======== Records to process

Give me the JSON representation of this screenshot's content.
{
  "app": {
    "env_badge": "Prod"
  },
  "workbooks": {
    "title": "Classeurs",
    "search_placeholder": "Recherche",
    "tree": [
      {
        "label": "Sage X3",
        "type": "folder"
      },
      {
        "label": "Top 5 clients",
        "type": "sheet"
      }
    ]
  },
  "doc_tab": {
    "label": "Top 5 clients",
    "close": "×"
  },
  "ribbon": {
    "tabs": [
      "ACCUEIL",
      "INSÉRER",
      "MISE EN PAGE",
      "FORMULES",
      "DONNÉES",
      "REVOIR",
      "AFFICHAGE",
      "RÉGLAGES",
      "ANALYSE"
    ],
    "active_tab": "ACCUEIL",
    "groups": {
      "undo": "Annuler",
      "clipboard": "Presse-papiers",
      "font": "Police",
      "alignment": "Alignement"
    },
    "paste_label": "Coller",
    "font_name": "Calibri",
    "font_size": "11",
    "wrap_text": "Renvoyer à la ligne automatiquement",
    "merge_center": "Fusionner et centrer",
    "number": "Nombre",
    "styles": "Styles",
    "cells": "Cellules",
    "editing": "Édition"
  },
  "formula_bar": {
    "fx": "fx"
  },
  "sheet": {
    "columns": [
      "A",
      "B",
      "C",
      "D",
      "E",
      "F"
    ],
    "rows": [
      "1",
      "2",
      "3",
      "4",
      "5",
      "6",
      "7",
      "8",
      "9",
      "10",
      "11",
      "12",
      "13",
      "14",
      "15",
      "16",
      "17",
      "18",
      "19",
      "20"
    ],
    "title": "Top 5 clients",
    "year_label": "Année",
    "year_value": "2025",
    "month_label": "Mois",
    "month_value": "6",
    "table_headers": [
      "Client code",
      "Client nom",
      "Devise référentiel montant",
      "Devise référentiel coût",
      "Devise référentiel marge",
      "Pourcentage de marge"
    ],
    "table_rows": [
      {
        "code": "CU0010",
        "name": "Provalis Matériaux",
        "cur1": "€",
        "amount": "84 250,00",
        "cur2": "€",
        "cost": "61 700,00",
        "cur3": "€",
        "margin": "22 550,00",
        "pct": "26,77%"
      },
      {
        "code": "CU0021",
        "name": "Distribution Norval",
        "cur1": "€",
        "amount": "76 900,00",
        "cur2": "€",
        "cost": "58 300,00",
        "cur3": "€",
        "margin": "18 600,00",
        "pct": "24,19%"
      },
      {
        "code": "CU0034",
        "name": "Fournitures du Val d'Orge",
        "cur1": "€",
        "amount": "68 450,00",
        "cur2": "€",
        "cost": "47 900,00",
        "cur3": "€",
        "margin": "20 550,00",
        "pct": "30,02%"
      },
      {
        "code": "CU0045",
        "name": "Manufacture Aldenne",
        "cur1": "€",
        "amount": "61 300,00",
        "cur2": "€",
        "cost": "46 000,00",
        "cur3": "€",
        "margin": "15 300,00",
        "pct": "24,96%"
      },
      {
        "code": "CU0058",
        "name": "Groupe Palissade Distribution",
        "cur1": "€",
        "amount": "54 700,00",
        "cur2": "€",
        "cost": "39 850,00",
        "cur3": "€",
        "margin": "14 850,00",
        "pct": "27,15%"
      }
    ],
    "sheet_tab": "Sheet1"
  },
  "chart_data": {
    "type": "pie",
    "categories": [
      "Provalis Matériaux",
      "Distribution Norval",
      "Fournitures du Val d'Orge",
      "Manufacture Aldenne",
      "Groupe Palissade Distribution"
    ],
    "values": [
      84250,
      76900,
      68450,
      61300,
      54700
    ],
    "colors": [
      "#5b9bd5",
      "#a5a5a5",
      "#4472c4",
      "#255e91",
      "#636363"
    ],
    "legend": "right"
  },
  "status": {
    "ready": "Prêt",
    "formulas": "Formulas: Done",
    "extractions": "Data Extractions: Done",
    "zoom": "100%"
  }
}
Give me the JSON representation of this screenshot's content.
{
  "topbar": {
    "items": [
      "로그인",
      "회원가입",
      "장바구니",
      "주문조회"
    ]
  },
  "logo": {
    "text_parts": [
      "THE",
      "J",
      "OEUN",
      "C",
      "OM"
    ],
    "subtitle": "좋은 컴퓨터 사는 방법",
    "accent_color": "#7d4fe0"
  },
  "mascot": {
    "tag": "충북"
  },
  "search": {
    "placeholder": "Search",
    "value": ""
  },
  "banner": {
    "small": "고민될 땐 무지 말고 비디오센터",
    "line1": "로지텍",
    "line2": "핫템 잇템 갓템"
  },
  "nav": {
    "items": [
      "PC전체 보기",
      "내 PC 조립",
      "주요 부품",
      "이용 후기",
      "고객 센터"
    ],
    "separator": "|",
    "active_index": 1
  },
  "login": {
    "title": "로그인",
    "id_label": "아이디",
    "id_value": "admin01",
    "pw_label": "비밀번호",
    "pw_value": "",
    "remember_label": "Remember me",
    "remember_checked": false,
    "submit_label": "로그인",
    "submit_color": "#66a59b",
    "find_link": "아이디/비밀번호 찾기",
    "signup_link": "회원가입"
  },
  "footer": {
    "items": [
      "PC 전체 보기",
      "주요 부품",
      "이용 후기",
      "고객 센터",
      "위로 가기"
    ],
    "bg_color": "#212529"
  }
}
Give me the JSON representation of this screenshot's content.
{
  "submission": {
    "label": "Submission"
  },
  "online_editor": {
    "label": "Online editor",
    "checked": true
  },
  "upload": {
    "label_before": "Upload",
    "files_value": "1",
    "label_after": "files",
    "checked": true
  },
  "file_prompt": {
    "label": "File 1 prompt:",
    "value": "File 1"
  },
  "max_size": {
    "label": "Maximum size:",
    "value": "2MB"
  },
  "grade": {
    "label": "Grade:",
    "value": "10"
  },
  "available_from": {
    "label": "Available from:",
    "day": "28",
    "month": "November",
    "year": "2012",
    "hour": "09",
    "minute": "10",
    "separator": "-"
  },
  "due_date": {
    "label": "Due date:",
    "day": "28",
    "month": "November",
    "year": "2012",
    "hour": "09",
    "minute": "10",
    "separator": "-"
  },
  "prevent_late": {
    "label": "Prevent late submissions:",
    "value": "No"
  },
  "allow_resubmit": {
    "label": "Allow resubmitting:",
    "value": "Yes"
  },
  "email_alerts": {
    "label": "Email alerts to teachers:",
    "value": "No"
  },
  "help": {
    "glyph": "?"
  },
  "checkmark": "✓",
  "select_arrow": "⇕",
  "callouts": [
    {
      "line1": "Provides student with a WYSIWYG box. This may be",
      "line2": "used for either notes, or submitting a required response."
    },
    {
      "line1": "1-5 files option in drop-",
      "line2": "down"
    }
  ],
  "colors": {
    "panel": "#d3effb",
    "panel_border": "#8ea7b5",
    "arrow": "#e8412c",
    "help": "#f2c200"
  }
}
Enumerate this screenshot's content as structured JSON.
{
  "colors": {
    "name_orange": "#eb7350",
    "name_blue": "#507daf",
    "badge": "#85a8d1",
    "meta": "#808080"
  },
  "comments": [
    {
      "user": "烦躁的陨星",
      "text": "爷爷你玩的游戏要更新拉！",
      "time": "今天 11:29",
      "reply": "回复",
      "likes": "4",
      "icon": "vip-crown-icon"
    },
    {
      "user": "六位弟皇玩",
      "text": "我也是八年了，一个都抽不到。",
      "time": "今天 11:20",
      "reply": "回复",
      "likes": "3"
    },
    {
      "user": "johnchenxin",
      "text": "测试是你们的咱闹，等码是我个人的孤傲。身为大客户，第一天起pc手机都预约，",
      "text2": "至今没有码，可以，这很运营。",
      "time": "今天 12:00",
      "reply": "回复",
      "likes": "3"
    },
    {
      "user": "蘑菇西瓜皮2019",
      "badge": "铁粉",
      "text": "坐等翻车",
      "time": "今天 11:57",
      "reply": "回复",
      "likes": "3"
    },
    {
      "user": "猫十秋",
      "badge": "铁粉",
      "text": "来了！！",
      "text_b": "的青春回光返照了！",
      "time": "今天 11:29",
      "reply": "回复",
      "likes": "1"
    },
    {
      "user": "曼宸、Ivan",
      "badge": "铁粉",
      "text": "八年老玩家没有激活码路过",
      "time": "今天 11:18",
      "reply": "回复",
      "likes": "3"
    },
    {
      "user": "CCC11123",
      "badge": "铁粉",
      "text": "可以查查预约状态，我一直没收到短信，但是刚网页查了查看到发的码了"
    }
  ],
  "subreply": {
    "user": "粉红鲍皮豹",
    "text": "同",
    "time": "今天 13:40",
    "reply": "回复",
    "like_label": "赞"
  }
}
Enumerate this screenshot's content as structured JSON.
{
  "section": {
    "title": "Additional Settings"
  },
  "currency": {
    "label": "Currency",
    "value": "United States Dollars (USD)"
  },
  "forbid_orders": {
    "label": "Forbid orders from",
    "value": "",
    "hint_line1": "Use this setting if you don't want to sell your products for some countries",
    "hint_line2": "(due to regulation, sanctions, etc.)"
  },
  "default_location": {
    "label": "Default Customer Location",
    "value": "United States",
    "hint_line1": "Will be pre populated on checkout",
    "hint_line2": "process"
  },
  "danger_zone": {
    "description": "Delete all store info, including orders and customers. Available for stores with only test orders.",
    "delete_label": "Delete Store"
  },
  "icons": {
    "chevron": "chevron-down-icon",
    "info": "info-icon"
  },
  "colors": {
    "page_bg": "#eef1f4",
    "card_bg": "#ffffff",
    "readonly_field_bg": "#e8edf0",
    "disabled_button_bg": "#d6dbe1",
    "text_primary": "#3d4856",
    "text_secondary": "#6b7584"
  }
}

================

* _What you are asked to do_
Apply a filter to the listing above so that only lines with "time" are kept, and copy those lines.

* _Problem solution_
      "time": "今天 11:29",
      "time": "今天 11:20",
      "time": "今天 12:00",
      "time": "今天 11:57",
      "time": "今天 11:29",
      "time": "今天 11:18",
    "time": "今天 13:40",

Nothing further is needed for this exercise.